WHAT IS NEEDED:
Repeat the records verbatim and leave the pictures out of your copy.

(Items from an interface collection)
──────────

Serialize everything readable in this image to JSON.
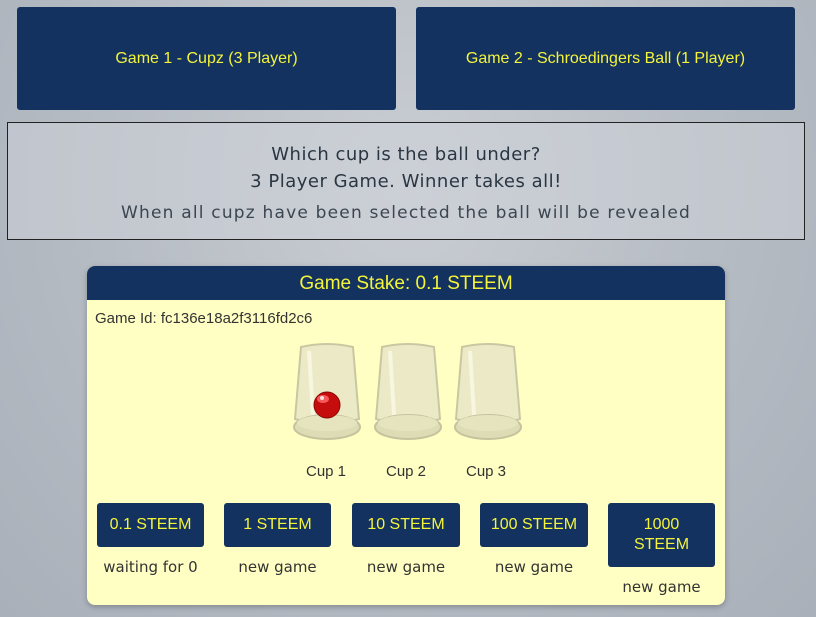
{
  "games": [
    {
      "label": "Game 1 - Cupz (3 Player)"
    },
    {
      "label": "Game 2 - Schroedingers Ball (1 Player)"
    }
  ],
  "info": {
    "line1": "Which cup is the ball under?",
    "line2": "3 Player Game. Winner takes all!",
    "line3": "When all cupz have been selected the ball will be revealed"
  },
  "card": {
    "title": "Game Stake: 0.1 STEEM",
    "game_id": "Game Id: fc136e18a2f3116fd2c6",
    "cups": [
      {
        "label": "Cup 1",
        "has_ball": true
      },
      {
        "label": "Cup 2",
        "has_ball": false
      },
      {
        "label": "Cup 3",
        "has_ball": false
      }
    ],
    "stakes": [
      {
        "label": "0.1 STEEM",
        "status": "waiting for 0"
      },
      {
        "label": "1 STEEM",
        "status": "new game"
      },
      {
        "label": "10 STEEM",
        "status": "new game"
      },
      {
        "label": "100 STEEM",
        "status": "new game"
      },
      {
        "label": "1000 STEEM",
        "status": "new game"
      }
    ]
  },
  "colors": {
    "button_bg": "#13325f",
    "button_text": "#f4f43a",
    "card_bg": "#ffffc4",
    "ball": "#d81010"
  }
}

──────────

TASK SOLUTION:
Serialize everything readable in this image to JSON.
{
  "games": [
    {
      "label": "Game 1 - Cupz (3 Player)"
    },
    {
      "label": "Game 2 - Schroedingers Ball (1 Player)"
    }
  ],
  "info": {
    "line1": "Which cup is the ball under?",
    "line2": "3 Player Game. Winner takes all!",
    "line3": "When all cupz have been selected the ball will be revealed"
  },
  "card": {
    "title": "Game Stake: 0.1 STEEM",
    "game_id": "Game Id: fc136e18a2f3116fd2c6",
    "cups": [
      {
        "label": "Cup 1",
        "has_ball": true
      },
      {
        "label": "Cup 2",
        "has_ball": false
      },
      {
        "label": "Cup 3",
        "has_ball": false
      }
    ],
    "stakes": [
      {
        "label": "0.1 STEEM",
        "status": "waiting for 0"
      },
      {
        "label": "1 STEEM",
        "status": "new game"
      },
      {
        "label": "10 STEEM",
        "status": "new game"
      },
      {
        "label": "100 STEEM",
        "status": "new game"
      },
      {
        "label": "1000 STEEM",
        "status": "new game"
      }
    ]
  },
  "colors": {
    "button_bg": "#13325f",
    "button_text": "#f4f43a",
    "card_bg": "#ffffc4",
    "ball": "#d81010"
  }
}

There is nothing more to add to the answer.